**TASK PROMPT**
If a line of the records holds the word "data", copy it out.

(RECORDS SHOWN Opens)

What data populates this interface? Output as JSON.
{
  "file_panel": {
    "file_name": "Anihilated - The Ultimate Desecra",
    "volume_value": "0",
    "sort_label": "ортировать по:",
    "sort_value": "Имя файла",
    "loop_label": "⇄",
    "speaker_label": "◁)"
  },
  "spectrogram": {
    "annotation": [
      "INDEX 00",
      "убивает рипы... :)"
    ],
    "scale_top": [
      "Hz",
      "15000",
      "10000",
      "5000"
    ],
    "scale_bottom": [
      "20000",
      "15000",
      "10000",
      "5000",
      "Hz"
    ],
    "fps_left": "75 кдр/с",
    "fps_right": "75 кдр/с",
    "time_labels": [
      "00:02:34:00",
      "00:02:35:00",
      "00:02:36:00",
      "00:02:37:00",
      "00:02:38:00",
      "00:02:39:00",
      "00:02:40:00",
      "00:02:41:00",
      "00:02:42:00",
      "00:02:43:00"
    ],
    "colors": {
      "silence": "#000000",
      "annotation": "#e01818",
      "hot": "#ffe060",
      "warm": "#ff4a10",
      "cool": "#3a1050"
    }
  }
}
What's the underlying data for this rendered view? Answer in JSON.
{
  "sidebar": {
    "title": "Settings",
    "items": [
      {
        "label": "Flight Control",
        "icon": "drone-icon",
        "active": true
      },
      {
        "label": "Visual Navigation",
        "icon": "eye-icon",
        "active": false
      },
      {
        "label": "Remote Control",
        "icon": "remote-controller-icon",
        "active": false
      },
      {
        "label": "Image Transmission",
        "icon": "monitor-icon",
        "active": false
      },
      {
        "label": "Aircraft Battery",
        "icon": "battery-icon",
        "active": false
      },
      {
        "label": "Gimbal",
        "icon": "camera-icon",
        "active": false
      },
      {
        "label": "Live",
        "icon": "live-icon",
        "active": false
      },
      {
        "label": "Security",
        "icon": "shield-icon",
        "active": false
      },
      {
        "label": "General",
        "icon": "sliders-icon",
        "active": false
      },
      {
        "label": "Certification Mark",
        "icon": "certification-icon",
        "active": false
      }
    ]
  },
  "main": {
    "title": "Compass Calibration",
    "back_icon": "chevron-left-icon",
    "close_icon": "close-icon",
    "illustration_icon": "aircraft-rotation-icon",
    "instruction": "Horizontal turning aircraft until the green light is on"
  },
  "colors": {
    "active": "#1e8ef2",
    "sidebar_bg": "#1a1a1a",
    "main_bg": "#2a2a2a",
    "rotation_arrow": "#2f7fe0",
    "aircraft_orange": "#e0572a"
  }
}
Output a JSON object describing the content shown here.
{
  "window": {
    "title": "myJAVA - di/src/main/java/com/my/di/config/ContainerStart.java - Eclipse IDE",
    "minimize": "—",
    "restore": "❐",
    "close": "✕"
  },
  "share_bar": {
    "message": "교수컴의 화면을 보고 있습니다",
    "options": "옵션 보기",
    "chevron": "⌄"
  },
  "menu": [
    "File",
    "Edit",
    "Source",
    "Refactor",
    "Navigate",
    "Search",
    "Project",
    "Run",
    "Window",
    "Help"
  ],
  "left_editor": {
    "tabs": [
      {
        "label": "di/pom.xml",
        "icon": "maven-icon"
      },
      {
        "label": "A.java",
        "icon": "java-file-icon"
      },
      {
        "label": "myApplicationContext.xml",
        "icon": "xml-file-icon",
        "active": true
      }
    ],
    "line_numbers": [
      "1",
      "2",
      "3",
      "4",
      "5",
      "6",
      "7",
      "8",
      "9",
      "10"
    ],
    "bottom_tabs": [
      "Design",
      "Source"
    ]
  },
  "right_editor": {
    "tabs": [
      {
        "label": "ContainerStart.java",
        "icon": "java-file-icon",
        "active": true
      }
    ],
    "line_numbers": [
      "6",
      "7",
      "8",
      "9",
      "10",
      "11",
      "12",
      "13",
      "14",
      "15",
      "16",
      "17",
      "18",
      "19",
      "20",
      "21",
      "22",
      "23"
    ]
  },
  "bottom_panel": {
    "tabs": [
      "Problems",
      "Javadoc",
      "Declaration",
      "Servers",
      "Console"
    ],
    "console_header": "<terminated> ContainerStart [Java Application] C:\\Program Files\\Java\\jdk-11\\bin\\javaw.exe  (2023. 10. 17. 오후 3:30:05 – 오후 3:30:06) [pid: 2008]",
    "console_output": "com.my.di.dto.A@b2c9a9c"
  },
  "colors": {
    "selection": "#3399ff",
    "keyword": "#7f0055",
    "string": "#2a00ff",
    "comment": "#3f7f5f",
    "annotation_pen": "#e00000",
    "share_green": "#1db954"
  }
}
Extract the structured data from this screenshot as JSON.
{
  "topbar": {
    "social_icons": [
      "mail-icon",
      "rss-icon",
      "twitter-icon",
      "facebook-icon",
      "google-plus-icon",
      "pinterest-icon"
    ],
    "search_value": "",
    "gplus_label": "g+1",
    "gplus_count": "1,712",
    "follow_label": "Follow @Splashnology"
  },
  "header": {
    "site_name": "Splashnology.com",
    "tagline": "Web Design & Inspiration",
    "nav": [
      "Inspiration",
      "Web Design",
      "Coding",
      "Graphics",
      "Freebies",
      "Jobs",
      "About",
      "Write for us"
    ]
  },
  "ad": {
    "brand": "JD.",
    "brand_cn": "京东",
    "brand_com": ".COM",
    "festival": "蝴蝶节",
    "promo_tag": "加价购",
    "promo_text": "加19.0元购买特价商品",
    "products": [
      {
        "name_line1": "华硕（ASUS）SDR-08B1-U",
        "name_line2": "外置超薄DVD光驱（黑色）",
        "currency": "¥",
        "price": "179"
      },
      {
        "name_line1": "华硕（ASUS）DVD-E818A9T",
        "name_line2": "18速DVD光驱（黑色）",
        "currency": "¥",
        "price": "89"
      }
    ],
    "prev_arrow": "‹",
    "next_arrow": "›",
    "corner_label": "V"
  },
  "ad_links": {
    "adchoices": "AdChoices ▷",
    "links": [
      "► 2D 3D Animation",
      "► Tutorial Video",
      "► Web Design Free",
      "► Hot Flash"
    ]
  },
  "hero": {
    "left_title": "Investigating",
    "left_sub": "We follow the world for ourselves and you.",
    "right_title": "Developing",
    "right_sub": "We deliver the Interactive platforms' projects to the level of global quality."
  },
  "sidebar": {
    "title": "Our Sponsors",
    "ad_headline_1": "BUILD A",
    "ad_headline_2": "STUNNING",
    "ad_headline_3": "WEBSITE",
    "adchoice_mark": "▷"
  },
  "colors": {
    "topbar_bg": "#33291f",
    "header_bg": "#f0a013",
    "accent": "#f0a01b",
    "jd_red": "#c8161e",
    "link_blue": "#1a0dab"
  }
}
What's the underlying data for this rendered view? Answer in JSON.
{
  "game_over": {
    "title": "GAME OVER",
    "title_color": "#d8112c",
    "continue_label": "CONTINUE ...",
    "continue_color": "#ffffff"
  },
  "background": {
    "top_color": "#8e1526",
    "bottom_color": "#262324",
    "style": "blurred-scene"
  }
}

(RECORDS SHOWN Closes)

**WRITTEN RESPONSE**
What data populates this interface? Output as JSON.
What's the underlying data for this rendered view? Answer in JSON.
Extract the structured data from this screenshot as JSON.
What's the underlying data for this rendered view? Answer in JSON.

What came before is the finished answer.